Group of Eight leaders agreed to boost aid to Africa by $50 billion and cut farm subsidies as part of a package to fight poverty in Africa, British Prime Minister Tony Blair said on Friday.
"We offer today this contrast with the politics of terror," Blair said
Blair told a press conference at the end of the three-day G8 summit in Gleneagles, Scotland, that the package included "the $50 billion (42 billion euro) uplift in aid, the signal for a new deal on trade, the cancellation of debts for the poorest nations and universal access to AIDS treatment."

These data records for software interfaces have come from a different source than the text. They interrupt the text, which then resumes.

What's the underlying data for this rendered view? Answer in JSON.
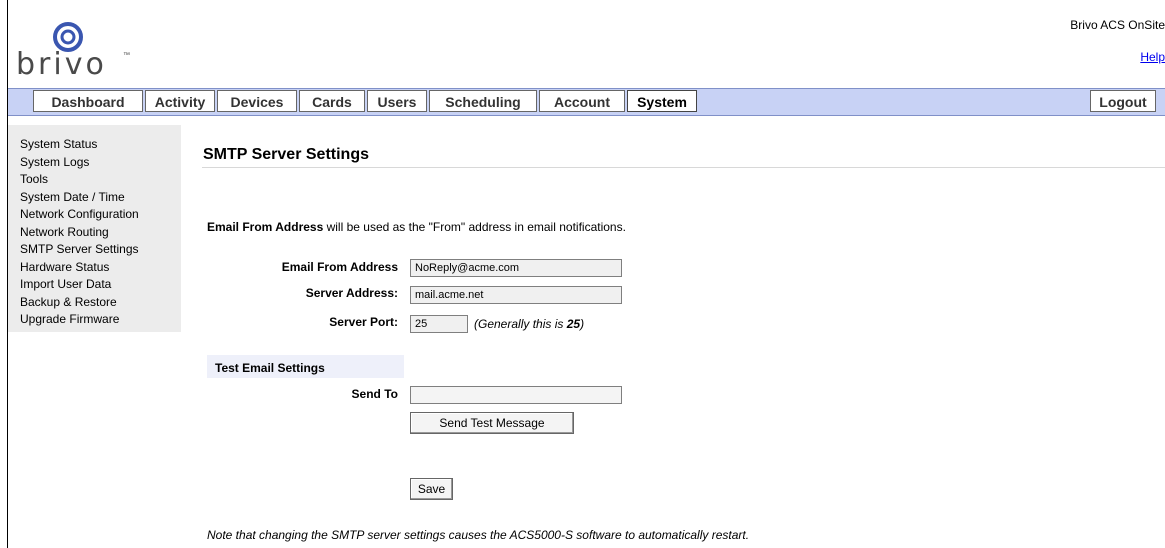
{
  "header": {
    "logo_text": "brivo",
    "logo_tm": "™",
    "app_name": "Brivo ACS OnSite",
    "help_label": "Help"
  },
  "nav": {
    "tabs": [
      "Dashboard",
      "Activity",
      "Devices",
      "Cards",
      "Users",
      "Scheduling",
      "Account",
      "System"
    ],
    "active": "System",
    "logout_label": "Logout"
  },
  "sidebar": {
    "items": [
      "System Status",
      "System Logs",
      "Tools",
      "System Date / Time",
      "Network Configuration",
      "Network Routing",
      "SMTP Server Settings",
      "Hardware Status",
      "Import User Data",
      "Backup & Restore",
      "Upgrade Firmware"
    ]
  },
  "main": {
    "title": "SMTP Server Settings",
    "intro_bold": "Email From Address",
    "intro_rest": " will be used as the \"From\" address in email notifications.",
    "email_from_label": "Email From Address",
    "email_from_value": "NoReply@acme.com",
    "server_address_label": "Server Address:",
    "server_address_value": "mail.acme.net",
    "server_port_label": "Server Port:",
    "server_port_value": "25",
    "port_hint_prefix": "(Generally this is ",
    "port_hint_value": "25",
    "port_hint_suffix": ")",
    "test_title": "Test Email Settings",
    "send_to_label": "Send To",
    "send_to_value": "",
    "send_test_label": "Send Test Message",
    "save_label": "Save",
    "note": "Note that changing the SMTP server settings causes the ACS5000-S software to automatically restart."
  },
  "colors": {
    "navbar_bg": "#c8d2f5",
    "sidebar_bg": "#ececec",
    "link": "#0000ee",
    "logo_ring": "#3a56b0"
  }
}
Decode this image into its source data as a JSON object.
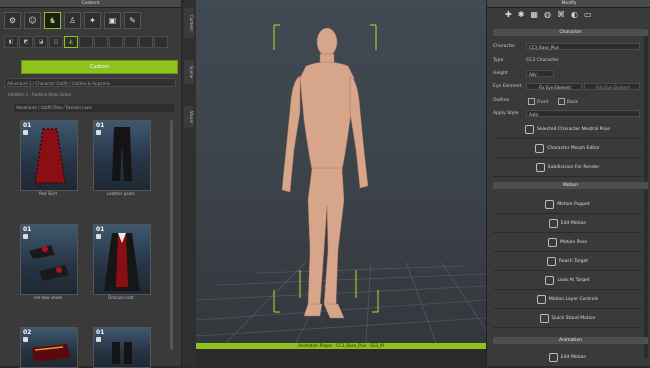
{
  "content_panel": {
    "title": "Content",
    "apply_button": "Custom",
    "search_text": "Adventure 1 / Character Outfit / Clothes & Apparels",
    "breadcrumb": "Addition 1 · Fashion Style Dress",
    "path_field": "Adventure / Outfit Files / Fashion Lace",
    "items": [
      {
        "num": "01",
        "label": "Red Skirt"
      },
      {
        "num": "01",
        "label": "Leather pants"
      },
      {
        "num": "01",
        "label": "red bow shoes"
      },
      {
        "num": "01",
        "label": "Dracula coat"
      },
      {
        "num": "02",
        "label": ""
      },
      {
        "num": "01",
        "label": ""
      }
    ]
  },
  "side_tabs": [
    "Content",
    "Scene",
    "Visual"
  ],
  "viewport": {
    "status": "Animation Player : CC3_Base_Plus · SG3_M",
    "accent": "#8dc21f"
  },
  "modify_panel": {
    "title": "Modify",
    "character_section": "Character",
    "fields": {
      "character_label": "Character",
      "character_value": "CC3_Base_Plus",
      "type_label": "Type",
      "type_value": "CC3 Character",
      "height_label": "Height",
      "height_value": "Adv",
      "eye_label": "Eye Element",
      "eye_value": "Fix Eye Element",
      "eye_btn": "Add Eye Element",
      "outline_label": "Outline",
      "outline_a": "Front",
      "outline_b": "Back",
      "apply_label": "Apply Style",
      "apply_value": "Auto"
    },
    "character_actions": [
      "Selected Character Neutral Pose",
      "Character Morph Editor",
      "Subdivision For Render"
    ],
    "motion_section": "Motion",
    "motion_actions": [
      "Motion Puppet",
      "Edit Motion",
      "Motion Pose",
      "Reach Target",
      "Look At Target",
      "Motion Layer Controls",
      "Quick Stand Motion"
    ],
    "animation_section": "Animation",
    "animation_actions": [
      "Edit Motion"
    ]
  }
}
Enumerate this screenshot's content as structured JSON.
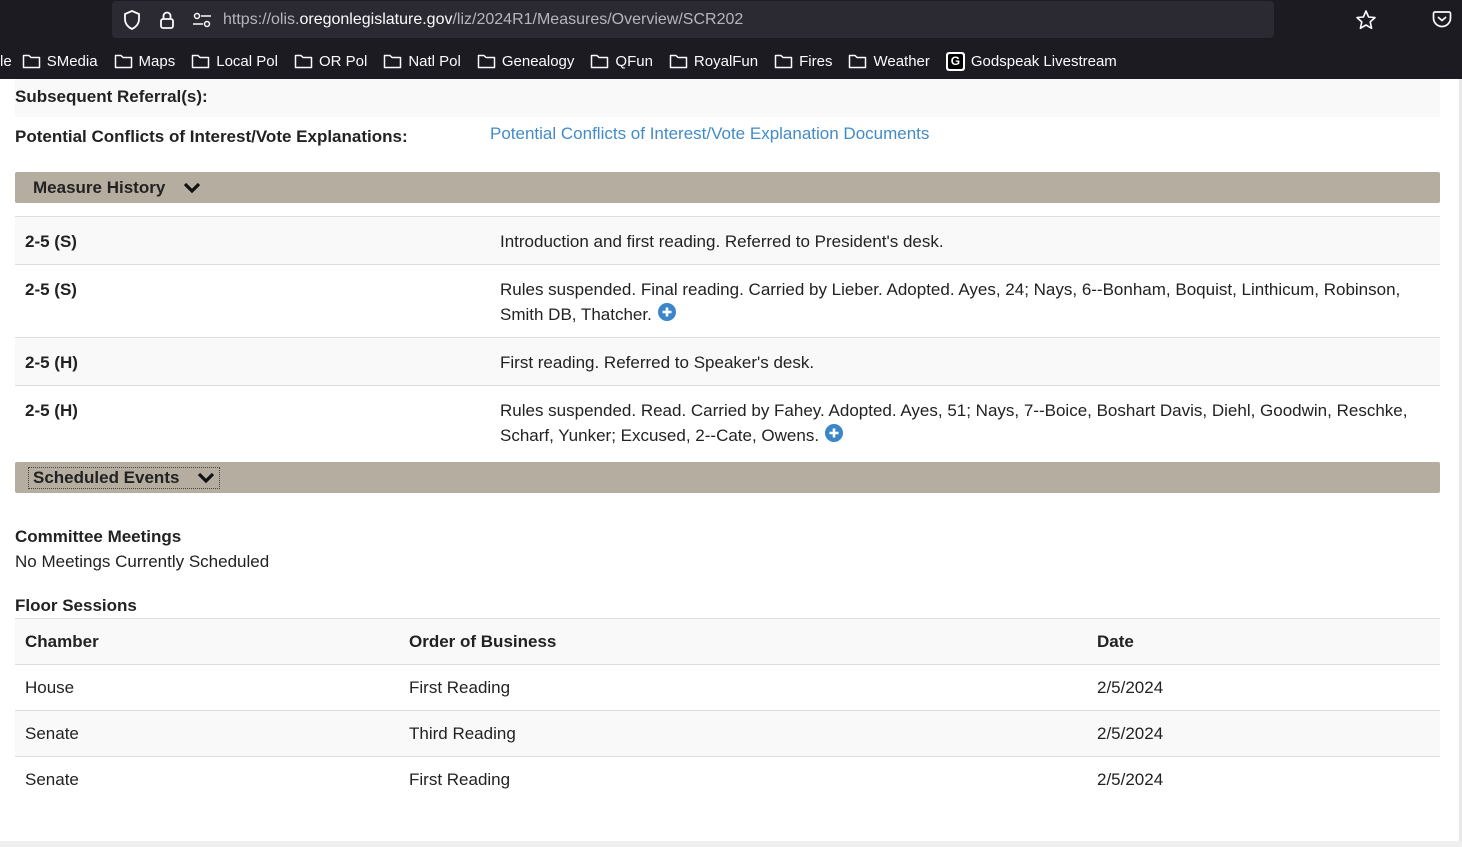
{
  "browser": {
    "url_prefix": "https://olis.",
    "url_host": "oregonlegislature.gov",
    "url_path": "/liz/2024R1/Measures/Overview/SCR202",
    "bookmarks": [
      {
        "label": "le",
        "icon": "none"
      },
      {
        "label": "SMedia",
        "icon": "folder-icon"
      },
      {
        "label": "Maps",
        "icon": "folder-icon"
      },
      {
        "label": "Local Pol",
        "icon": "folder-icon"
      },
      {
        "label": "OR Pol",
        "icon": "folder-icon"
      },
      {
        "label": "Natl Pol",
        "icon": "folder-icon"
      },
      {
        "label": "Genealogy",
        "icon": "folder-icon"
      },
      {
        "label": "QFun",
        "icon": "folder-icon"
      },
      {
        "label": "RoyalFun",
        "icon": "folder-icon"
      },
      {
        "label": "Fires",
        "icon": "folder-icon"
      },
      {
        "label": "Weather",
        "icon": "folder-icon"
      },
      {
        "label": "Godspeak Livestream",
        "icon": "g-site-icon"
      }
    ]
  },
  "details": {
    "subsequent_referrals_label": "Subsequent Referral(s):",
    "conflicts_label": "Potential Conflicts of Interest/Vote Explanations:",
    "conflicts_link": "Potential Conflicts of Interest/Vote Explanation Documents"
  },
  "measure_history": {
    "title": "Measure History",
    "rows": [
      {
        "date": "2-5 (S)",
        "action": "Introduction and first reading. Referred to President's desk.",
        "expand": false
      },
      {
        "date": "2-5 (S)",
        "action": "Rules suspended. Final reading. Carried by Lieber. Adopted. Ayes, 24; Nays, 6--Bonham, Boquist, Linthicum, Robinson, Smith DB, Thatcher.",
        "expand": true
      },
      {
        "date": "2-5 (H)",
        "action": "First reading. Referred to Speaker's desk.",
        "expand": false
      },
      {
        "date": "2-5 (H)",
        "action": "Rules suspended. Read. Carried by Fahey. Adopted. Ayes, 51; Nays, 7--Boice, Boshart Davis, Diehl, Goodwin, Reschke, Scharf, Yunker; Excused, 2--Cate, Owens.",
        "expand": true
      }
    ]
  },
  "scheduled_events": {
    "title": "Scheduled Events",
    "committee_heading": "Committee Meetings",
    "committee_text": "No Meetings Currently Scheduled",
    "floor_heading": "Floor Sessions",
    "columns": [
      "Chamber",
      "Order of Business",
      "Date"
    ],
    "rows": [
      [
        "House",
        "First Reading",
        "2/5/2024"
      ],
      [
        "Senate",
        "Third Reading",
        "2/5/2024"
      ],
      [
        "Senate",
        "First Reading",
        "2/5/2024"
      ]
    ]
  },
  "colors": {
    "section_bar": "#b5ada0",
    "link": "#428bca",
    "plus_icon": "#3a86c8"
  }
}
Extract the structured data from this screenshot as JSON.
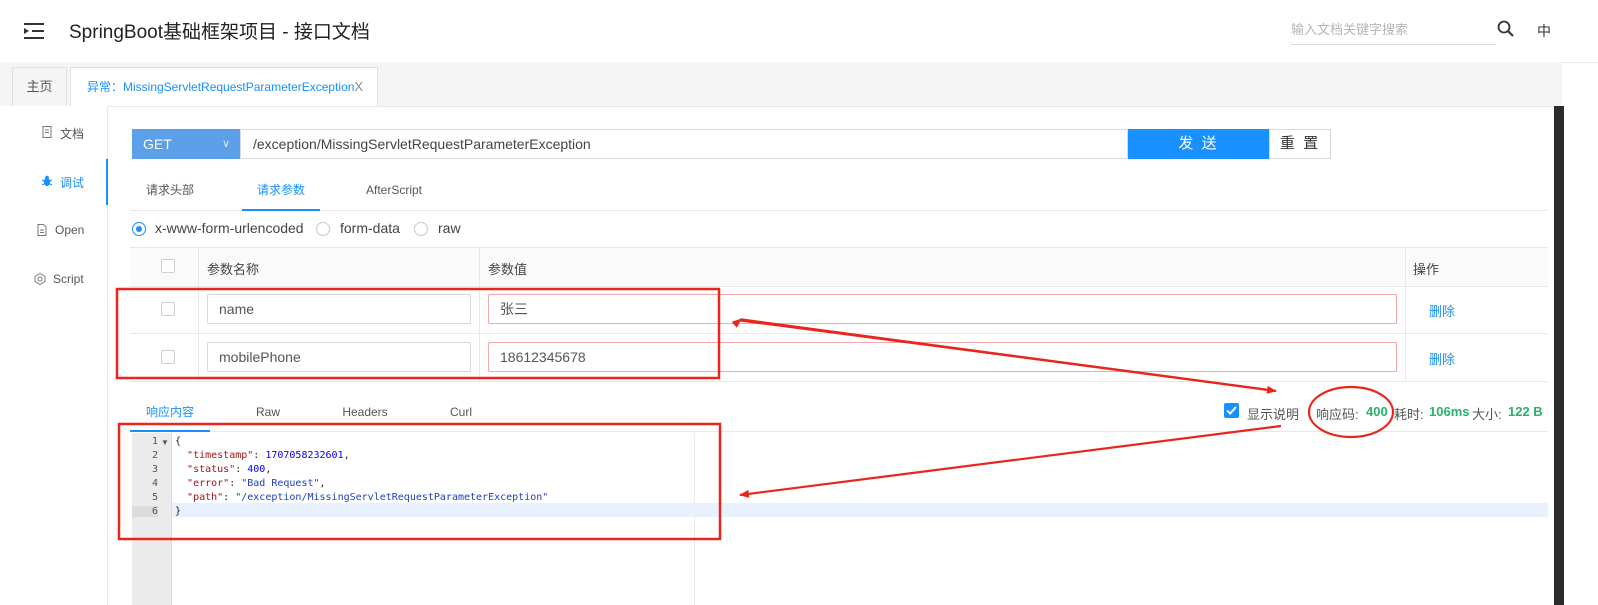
{
  "header": {
    "title": "SpringBoot基础框架项目 - 接口文档",
    "search_placeholder": "输入文档关键字搜索",
    "lang": "中"
  },
  "tabs": {
    "home": "主页",
    "active": "异常：MissingServletRequestParameterException",
    "close": "X"
  },
  "sidebar": {
    "items": [
      {
        "label": "文档",
        "icon": "document-icon"
      },
      {
        "label": "调试",
        "icon": "bug-icon"
      },
      {
        "label": "Open",
        "icon": "file-icon"
      },
      {
        "label": "Script",
        "icon": "code-icon"
      }
    ]
  },
  "request": {
    "method": "GET",
    "url": "/exception/MissingServletRequestParameterException",
    "send_label": "发 送",
    "reset_label": "重 置"
  },
  "request_tabs": [
    "请求头部",
    "请求参数",
    "AfterScript"
  ],
  "body_types": [
    "x-www-form-urlencoded",
    "form-data",
    "raw"
  ],
  "params_table": {
    "headers": [
      "参数名称",
      "参数值",
      "操作"
    ],
    "rows": [
      {
        "name": "name",
        "value": "张三",
        "action": "删除"
      },
      {
        "name": "mobilePhone",
        "value": "18612345678",
        "action": "删除"
      }
    ]
  },
  "response_tabs": [
    "响应内容",
    "Raw",
    "Headers",
    "Curl"
  ],
  "response_meta": {
    "show_desc": "显示说明",
    "code_label": "响应码:",
    "code": "400",
    "time_label": "耗时:",
    "time": "106ms",
    "size_label": "大小:",
    "size": "122 B"
  },
  "response_body": {
    "line_numbers": [
      "1",
      "2",
      "3",
      "4",
      "5",
      "6"
    ],
    "lines": [
      {
        "k": "\"timestamp\"",
        "v": "1707058232601",
        "vt": "num"
      },
      {
        "k": "\"status\"",
        "v": "400",
        "vt": "num"
      },
      {
        "k": "\"error\"",
        "v": "\"Bad Request\"",
        "vt": "str"
      },
      {
        "k": "\"path\"",
        "v": "\"/exception/MissingServletRequestParameterException\"",
        "vt": "str"
      }
    ],
    "open_brace": "{",
    "close_brace": "}"
  },
  "colors": {
    "accent": "#1890ff",
    "annotation": "#e8261d",
    "status_green": "#27b36b"
  }
}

British Prime Minister Tony Blair stands in the centre, as G8 leaders pose together,at the end of the G8 Summit in Gleneagles, Scotland, Friday July 8, 2005. They are, from left, US President George W. Bush. Canadian Prime Minister Paul Martin, French President Jacques Chirac, Japanese Prime Minister Junichiro Koizumi, Blair, Italian Prime Minister Silvio Berlusconi, Russian President Vladimir Putin, EU President Jose Emanual Barroso, and German Chancellor Gerhard Schröder
The prime minister did not make clear over what period the aid would be delivered, but the draft anti-poverty plan discussed ahead of the summit mentioned an extra $50 billion in aid a year by 2010.
Nor did Blair specify how much debt was cancelled but G8 finance ministers agreed last month to immediately write off $40 billion to 18 of the world's poorest nations, most of them in Africa.
Blair also said there was a plan for a new peacekeeping force in Africa in exchange for the commitment of African leaders to democracy, good governance and the rule of law.
"All of this does not change the world tomorrow, it is a beginning, not an end," he said. "None of this today will match the same ghastly impact of the cruelty of terror."
G8 leaders also called for the abolition of agricultural export subsidies by an unspecified "credible end date," according to the text of an expected final summit communique.
"We are also committed to eliminating all forms of export subsidies and establishing disciplines on all export measures with equivalent effect by a credible end date," said the text, obtained by AFP on Friday. The statement was to be officially released later in the day.
It said Britain, Canada, France, Germany, Italy, Japan, Russia and the United States were also "committed to substantially reducing trade-distorting domestic support and substantially improving market access."
Developing countries, notably those in Africa, maintain that government assistance to agriculture in the industrialized world prevents their farmers from competing effectively on international markets and lowers prices.
Eliminating such subsidies has been a key element in a "Marshall Plan" for Africa that summit host, British Prime Minister Tony Blair, has been advocating at the summit.
Britain to host climate conference
On the number two topic of the summit -- climate change -- Blair said Britain will host a conference in November on establishing a "dialogue" between the world's eight major industrialized countries and emerging nations on tackling global warming.
"We have agreed a process with a plan of action that will initiate a new dialogue between the G8 countries and the emerging economies of the world to slow down and then in time reverse the rise of harmful greenhouse gas emissions," Blair said.
The meeting will take place on Nov.1 in Britain, Blair said, without giving further details.